Harnessing habits begin at birth. Most parents don’t tighten the harness sufficiently on their newborn out of fear that they might hurt their little one! Let’s face it, it’s not an easy feat to secure a harness on a wiggly newborn! But here’s the good news: newborns are used to tight quarters (pregnant tummy!) and, barring any medical issues, they crave the security that comes from being restrained. It’s important to get into the habit of securing the harness properly from the start and push the notion of ‘over-tightening’ out of your mind.
After securing the crotch buckle, leave the chest clip open and lower it down as far as possible. Pull the harness up so that the straps lie flat against your child's chest and over his hips in a straight line without any twists or folds. Push down on the crotch buckle to remove the harness slack at your child’s hips, and pull up on the harness in the torso area to transfer the slack up towards the shoulders. Next, pull the harness adjuster strap at the bottom of the seat to tighten the straps. Once you have removed all visible slack from the harness, ensure that it passes the Pinch Test.
The Pinch Test is the best way to determine whether your child’s car seat harness is tight enough, and it should be performed every time you use your seat. After you have fastened and tightened the straps, try to pinch the harness webbing horizontally above the chest clip at your child’s collarbone. If you are able to pinch and hold any harness webbing between your thumb and index finger, the harness is too loose. The harness is considered tight enough when you are unable to pinch ANY webbing between your fingers.
Once you have pulled the harness snug (pass the Pinch Test), slide the chest clip up and secure it at armpit level. The chest clip must be positioned level with your child’s armpit height every single time.

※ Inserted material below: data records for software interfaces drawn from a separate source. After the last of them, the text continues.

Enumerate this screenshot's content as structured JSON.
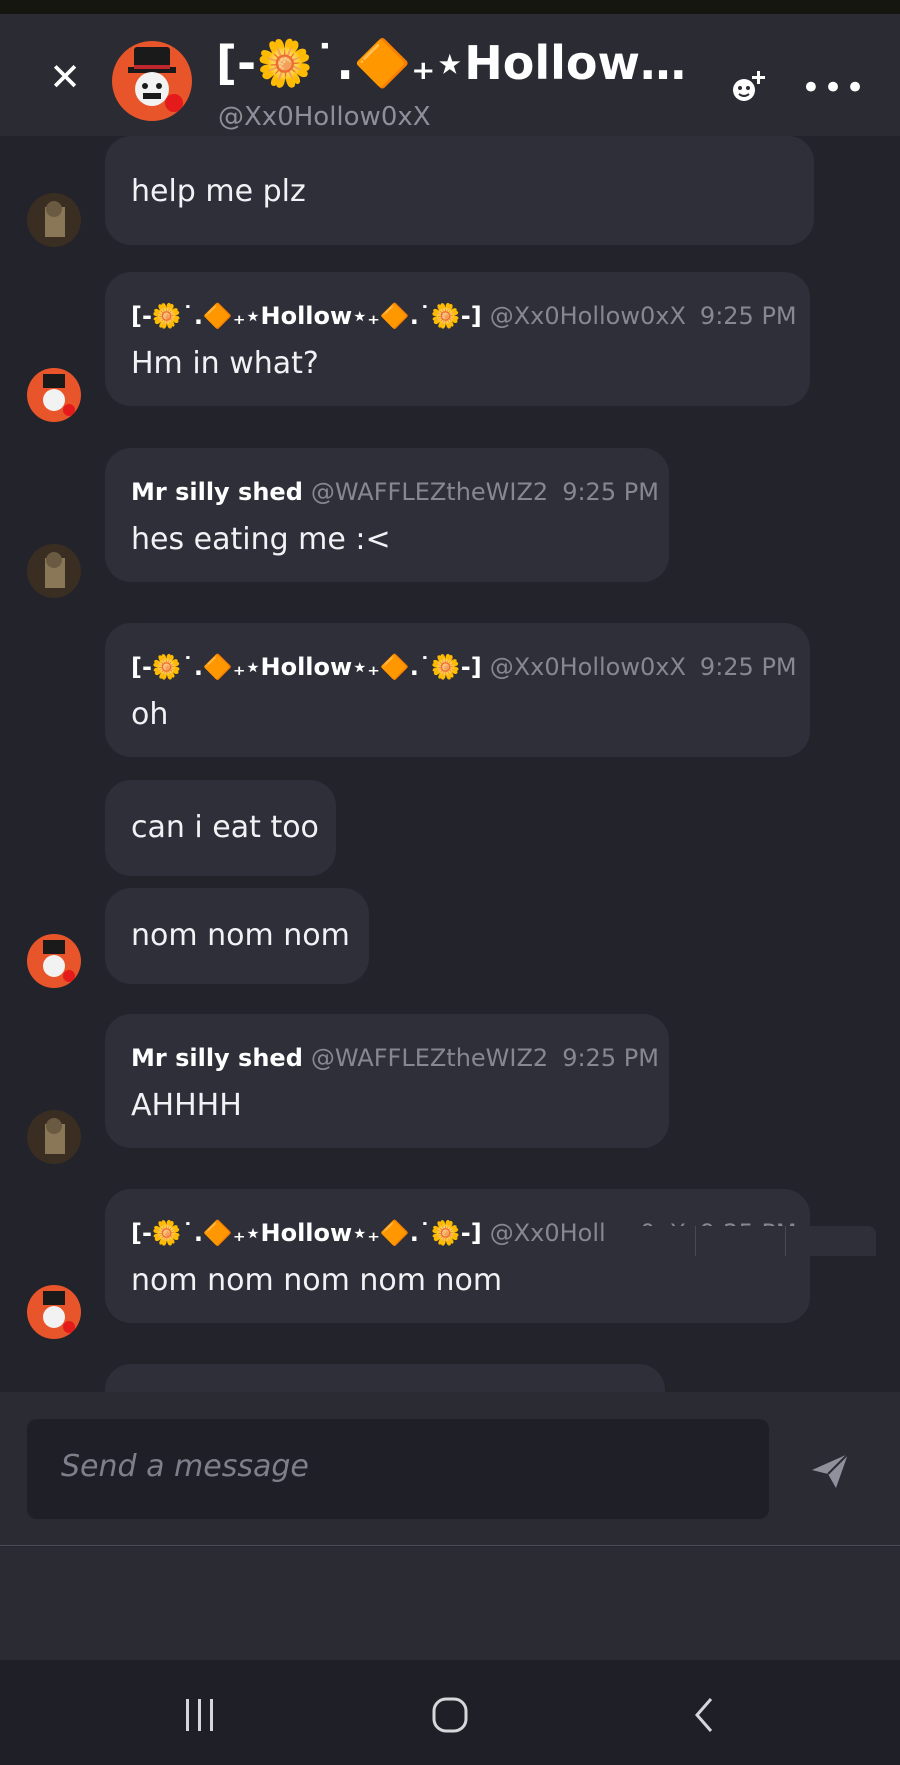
{
  "header": {
    "close_icon": "close-icon",
    "title": "[-🌼˙.🔶₊⋆Hollow…",
    "subtitle": "@Xx0Hollow0xX",
    "add_member_icon": "add-member-icon",
    "more_icon": "more-icon"
  },
  "messages": {
    "m0": {
      "text": "help me plz"
    },
    "m1": {
      "name": "[-🌼˙.🔶₊⋆Hollow⋆₊🔶.˙🌼-]",
      "handle": "@Xx0Hollow0xX",
      "time": "9:25 PM",
      "text": "Hm in what?"
    },
    "m2": {
      "name": "Mr silly shed",
      "handle": "@WAFFLEZtheWIZ2",
      "time": "9:25 PM",
      "text": "hes eating me :<"
    },
    "m3": {
      "name": "[-🌼˙.🔶₊⋆Hollow⋆₊🔶.˙🌼-]",
      "handle": "@Xx0Hollow0xX",
      "time": "9:25 PM",
      "text": "oh"
    },
    "m4": {
      "text": "can i eat too"
    },
    "m5": {
      "text": "nom nom nom"
    },
    "m6": {
      "name": "Mr silly shed",
      "handle": "@WAFFLEZtheWIZ2",
      "time": "9:25 PM",
      "text": "AHHHH"
    },
    "m7": {
      "name": "[-🌼˙.🔶₊⋆Hollow⋆₊🔶.˙🌼-]",
      "handle": "@Xx0Hollow0xX",
      "time": "9:25 PM",
      "text": "nom nom nom nom nom"
    }
  },
  "composer": {
    "placeholder": "Send a message",
    "send_icon": "send-icon"
  },
  "navbar": {
    "recents_icon": "recents-icon",
    "home_icon": "home-icon",
    "back_icon": "back-icon"
  },
  "colors": {
    "background": "#22232b",
    "header": "#2a2b33",
    "bubble": "#2e2f38",
    "muted_text": "#858893"
  }
}
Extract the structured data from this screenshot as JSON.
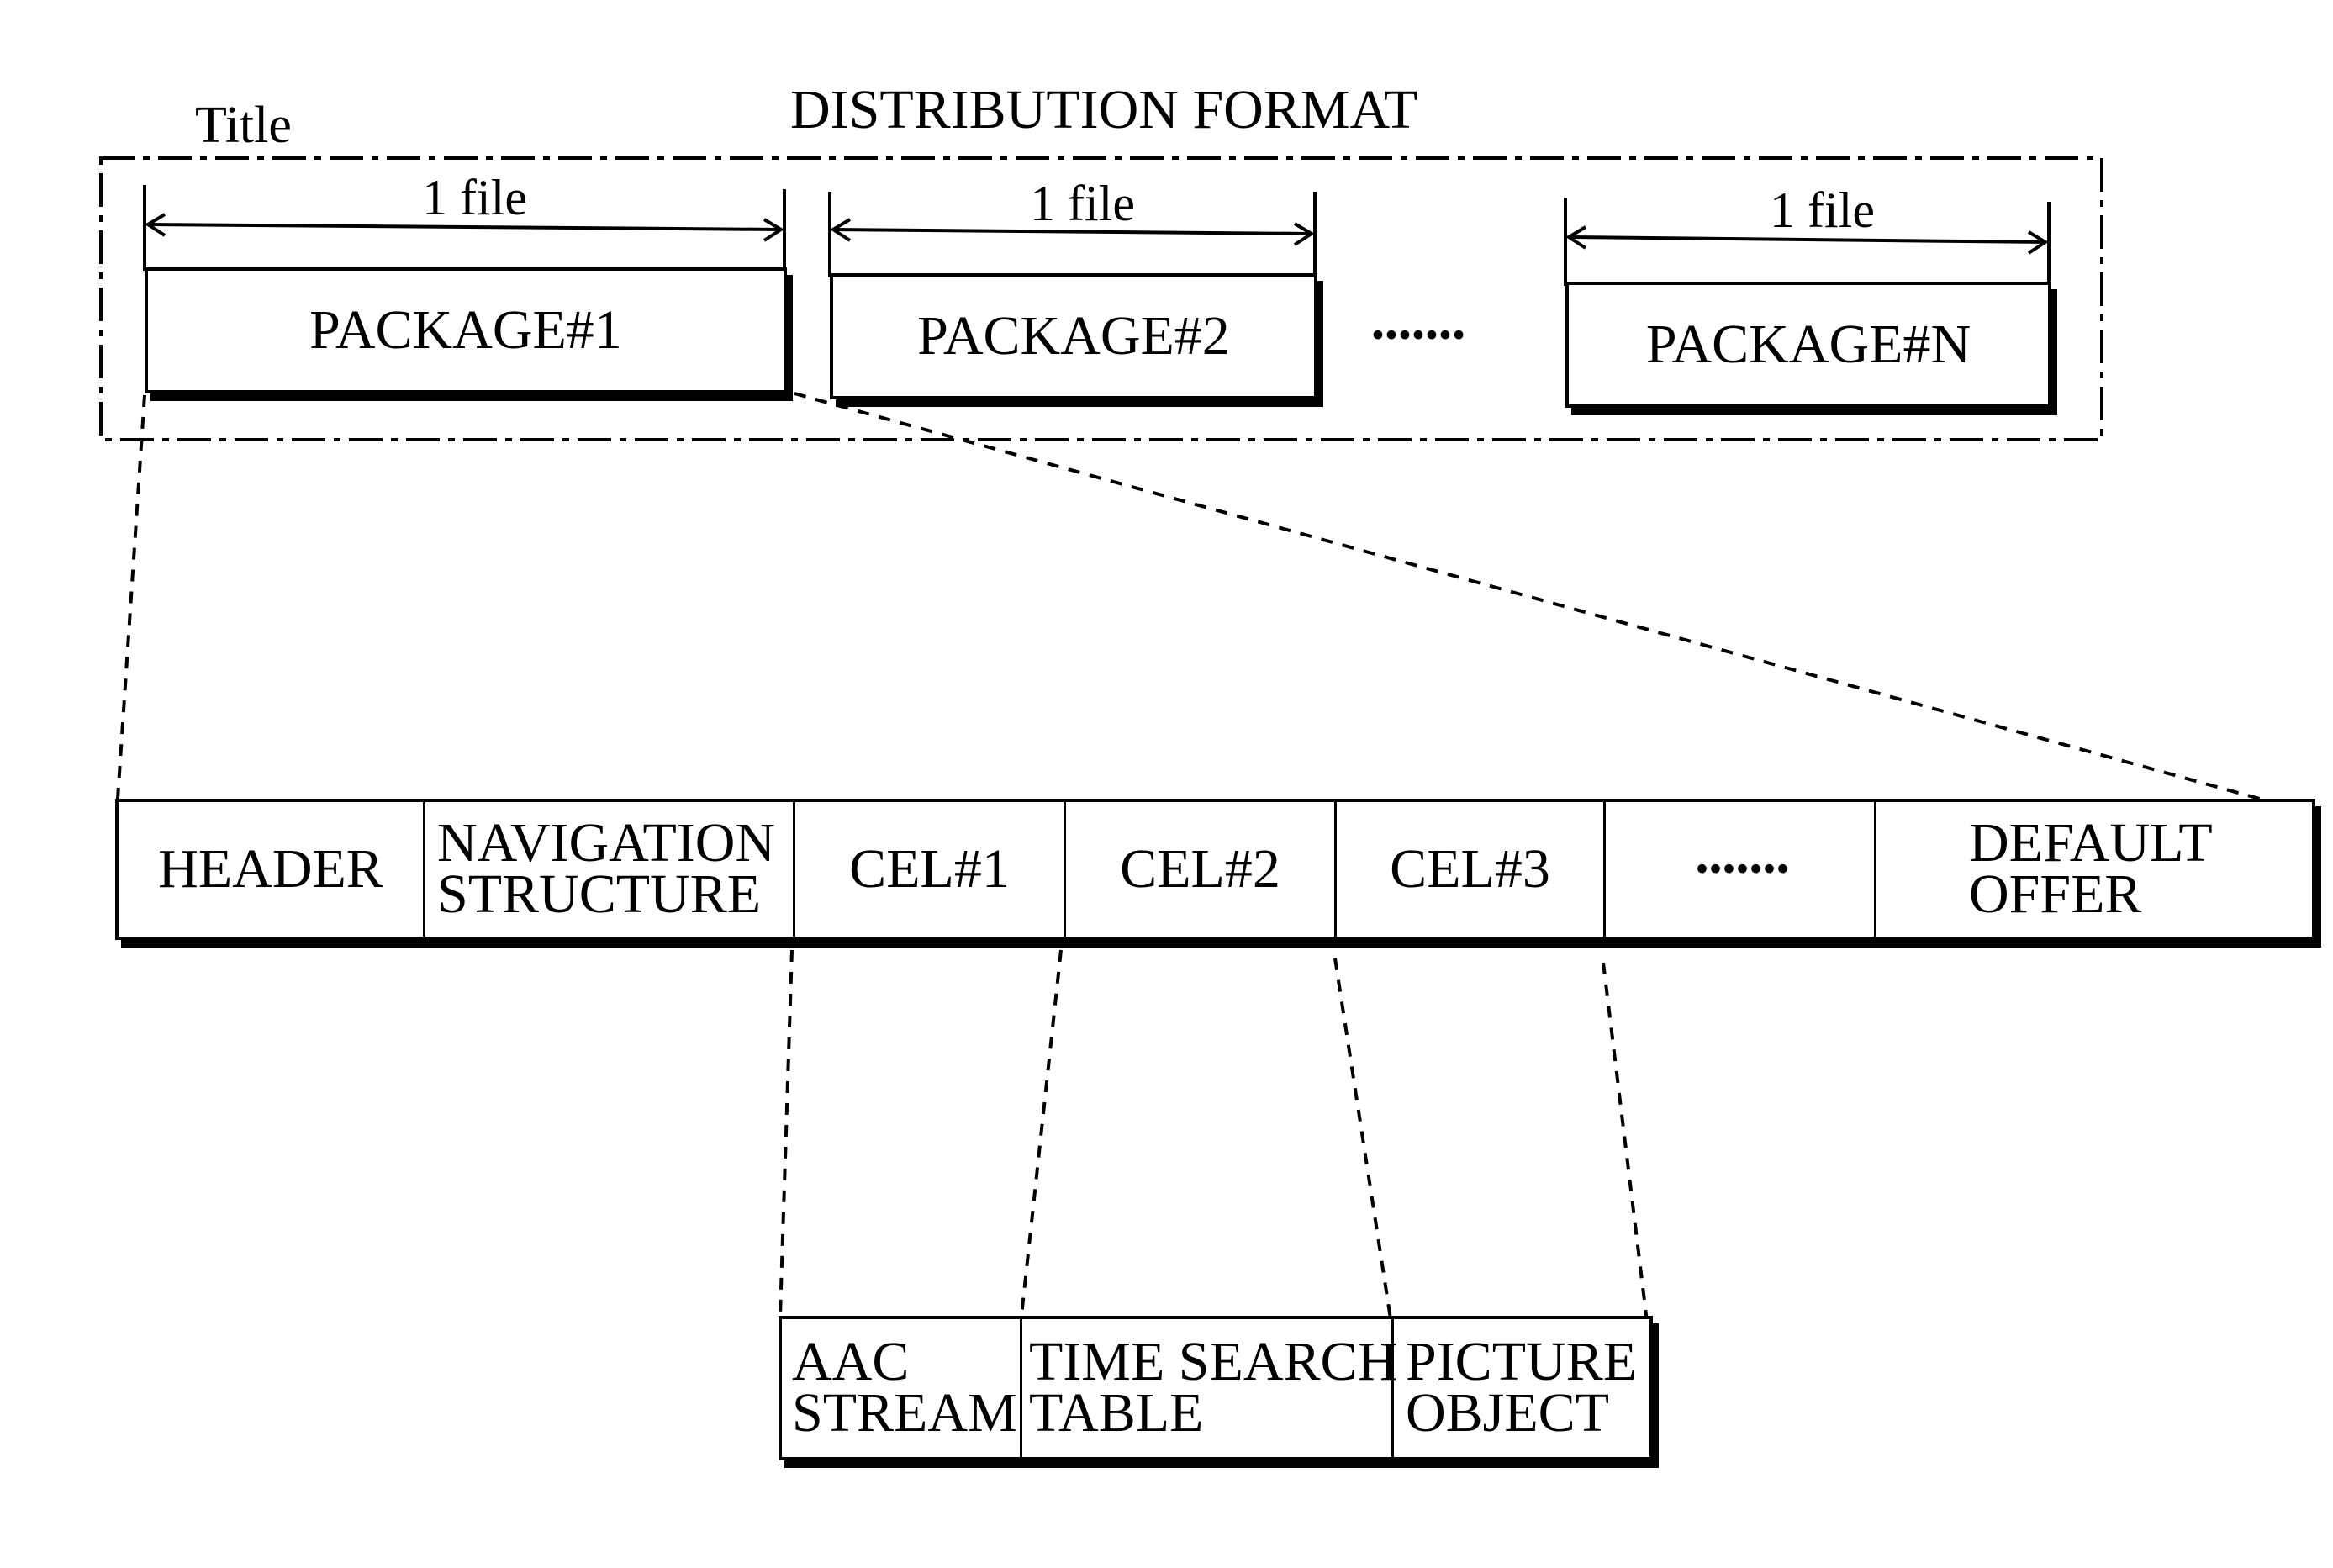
{
  "diagram": {
    "title": "DISTRIBUTION FORMAT",
    "group_label": "Title",
    "file_label": "1 file",
    "ellipsis": "·······",
    "packages": [
      {
        "label": "PACKAGE#1"
      },
      {
        "label": "PACKAGE#2"
      },
      {
        "label": "PACKAGE#N"
      }
    ],
    "package_contents": [
      {
        "label": "HEADER"
      },
      {
        "label": "NAVIGATION\nSTRUCTURE"
      },
      {
        "label": "CEL#1"
      },
      {
        "label": "CEL#2"
      },
      {
        "label": "CEL#3"
      },
      {
        "label": "·······"
      },
      {
        "label": "DEFAULT\nOFFER"
      }
    ],
    "cel_contents": [
      {
        "label": "AAC\nSTREAM"
      },
      {
        "label": "TIME SEARCH\nTABLE"
      },
      {
        "label": "PICTURE\nOBJECT"
      }
    ]
  }
}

PRO TIP: for exact chest clip placement every single time, the Road Coat features a red alignment marker stitched on either side of the zipper within the inner jacket panel of the Road Coat to help you correctly identify where the chest clip should sit on your child. This red marker provides a visual guide and should be visible below the bottom edge of your seat’s chest clip. It’s the little but life-changing features like this and the split collar construction that allows the car seat harness to safely pass through the collar without adding any bulk that is true game-changers!!
Harness placement is more important than people appreciate. When a child is secured using the wrong harness slots, the seat cannot perform as designed. In the event of a crash, having the straps too high or too low can lead to excessive head movement, resulting in injuries that could have easily been prevented. In fact, having the harness straps incorrectly positioned can be equally dangerous to the straps being too loose.
Here’s the takeaway: Verify that the harness is snug every time you place your child in the car seat. Follow your car seat manufacturer’s instructions regarding when and how to adjust the harness, making sure to check the fit and readjust as your child grows. Take a moment and confirm that you’re using the CORRECT harness slots. You could save your child’s life!
Child Passenger Safety Technician Instructor (CPST-I)